Beer at its heart.
“You would have seen many breweries, but have you ever seen one in a Monastery?” Our guide Nick, an American settled in Prague, introduces the Strahov Monastery Brewery atop the castle hill with much drama. Dating back to the 13th century, located next to St. Georges Basilica, Strahov serves over 10 variants of beer, all brewed in-house. Priced less than a bottle of water, the beer, we are told, is unfiltered and unfermented and cherished by locals and tourists alike.
“The first evidence of beer in Prague goes back to the year 993. Today the city is home to some of the best beer in the world,” Nick goes on. “Pilsner Urquell, Staropramen, and Budweiser Budvar, the list of fine Czech beer is long. It should not be surprising that Prague is also world’s largest consumer of per capita beer,” Nick continues even as he takes us through the brewery. Huge copper vats peep from inside the dark corridors; long wooden benches and tables greet the tourists in the courtyard and strong scent of fresh beer hangs heavy in the air. While all our fellow travellers buy a bottle or two, we listen to Rick’s stories.

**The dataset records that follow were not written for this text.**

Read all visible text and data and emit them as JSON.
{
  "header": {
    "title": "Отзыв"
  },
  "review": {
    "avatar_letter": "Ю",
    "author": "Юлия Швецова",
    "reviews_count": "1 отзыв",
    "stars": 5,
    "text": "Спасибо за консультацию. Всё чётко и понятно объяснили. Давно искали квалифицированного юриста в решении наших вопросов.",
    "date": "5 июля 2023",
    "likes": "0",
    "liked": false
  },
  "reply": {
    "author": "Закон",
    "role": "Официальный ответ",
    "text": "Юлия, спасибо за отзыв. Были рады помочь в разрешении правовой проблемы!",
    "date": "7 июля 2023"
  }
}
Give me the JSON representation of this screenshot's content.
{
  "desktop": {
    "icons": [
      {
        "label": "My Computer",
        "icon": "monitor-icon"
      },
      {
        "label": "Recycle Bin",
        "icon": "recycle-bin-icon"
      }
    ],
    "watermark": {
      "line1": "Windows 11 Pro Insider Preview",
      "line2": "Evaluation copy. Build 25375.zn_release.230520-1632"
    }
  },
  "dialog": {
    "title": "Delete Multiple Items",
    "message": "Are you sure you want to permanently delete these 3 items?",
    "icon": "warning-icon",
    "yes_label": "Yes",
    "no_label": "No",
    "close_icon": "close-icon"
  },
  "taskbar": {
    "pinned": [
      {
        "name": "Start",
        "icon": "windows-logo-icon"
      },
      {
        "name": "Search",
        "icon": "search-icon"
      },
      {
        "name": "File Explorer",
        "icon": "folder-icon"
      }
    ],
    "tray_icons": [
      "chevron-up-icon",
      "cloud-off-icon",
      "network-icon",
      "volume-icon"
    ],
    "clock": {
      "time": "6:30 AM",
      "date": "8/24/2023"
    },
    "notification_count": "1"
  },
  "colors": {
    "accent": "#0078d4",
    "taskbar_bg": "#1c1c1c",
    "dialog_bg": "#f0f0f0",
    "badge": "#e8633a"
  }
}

Spit Fire Pigs, Trdelnik Stalls, Candy Shops.
The Town Square in Prague is also its nerve center. Bustling with travellers, and locals alike, the place is also a treasure trove of flavours. Spit fire pigs crackle in open, cafés burst with seasonal flowers, colourful candy shops appear at every turn, and Trdelnik stalls dot every street.
We try the bready roll, Trdelnik, first. Found everywhere – being grilled on open fire, sold with and without fillings, eaten on the go and in cafés – it seems to be the most popular thing here. We find ours right outside the Town Hall and decide to try it without any topping. The soft bready roll is mild and fragrant and coated in cinnamon sugar, but it is a tad dry—perhaps why most people around seem to be having it with a filling or two.
Chlebicky, an open-faced sandwich comes next. Arranged neatly in trays, it is found in umpteen variants and serves as a perfect accompaniment to Czech coffee. We have ours in an open-air café by the cathedral while listening to a boy band playing accordions and violins.
Dinner is served.
“The classics to sample in Prague are Kulajda, a creamy potato soup with mushrooms, dill, vinegar and poached egg, Beef Steak Tartare, a preparation of raw beef, minced, missed with herbs and served with toasted bread, and of course Goulash.” Michael, our host texts us when we seek dinner options. Having Tartare seems like a difficult proposition, but trying another portion of soup and Goulash doesn’t seem like a bad idea. As we walk back to Besada for a repeat of our lunch, we are already salivating.
A version of this story first appeared in Provoke Magazine.